NPR: Libya said earlier this week they had identified a ringleader in the attack. Who is he, James?Kitfield: A guy named Ahmed Abu Khattala who runs this sort of Islamic extremist group that is at least allegiance-wise is sympathetic towards al-Qaida. He fought alongside the other rebels to get rid of Gadhafi but really, you know, has a vision of a strict, sort of Sharia law Islamic state. And that's what he wants. And apparently again, we don't know a lot about exactly what, you know, brought him and his fighters to the scene but he was apparently at the scene, apparently directing fighters. You know, he's...
NPR: How can he be hiding in plain sight?
Kitfield: Because we don't have any presence in Libya. We don't have any security presence in Libya. I mean, that is the -- this is a witch's brew where, again, we can't even get to our own burned out consulate to do an investigation or FBI. It took special forces, you know, weeks to work out an operation just to get them on the scene. We don't have much security presence in Libya.Now having said that, if this guys wants to sit out and, you know, drink coffee in the open for the next month or two I would suggest against it. If you're a friend of his I might give him a wide berth.

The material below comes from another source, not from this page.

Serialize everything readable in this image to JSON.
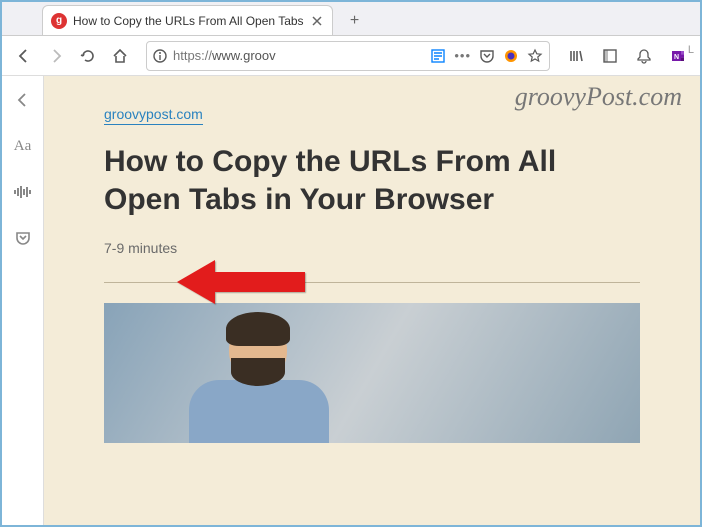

Lakshmanan: I was really struck by a marvelous piece in the New York Times out of Benghazi by David Kirkpatrick that was him basically having tea it seemed for two hours in a hotel -- this was a piece that was just published -- with this Ahmed Abu Khattala. And basically the guy was denying involvement in the killing but said, yes, I was there. Kirkpatrick, like other reporters who have been on the scene in Benghazi brings us back to the importance of foreign corresponding and having people actually on the scene, have said that, you know, that some of these (word?) Sharia people have said that they did attack in retaliation for the video.So that brings us full circle back to what was the motivation. You know, yes it was an armed attack. It may not have grown out of a spontaneous peaceful protest but it may have been actually intended as revenge for the insulting video.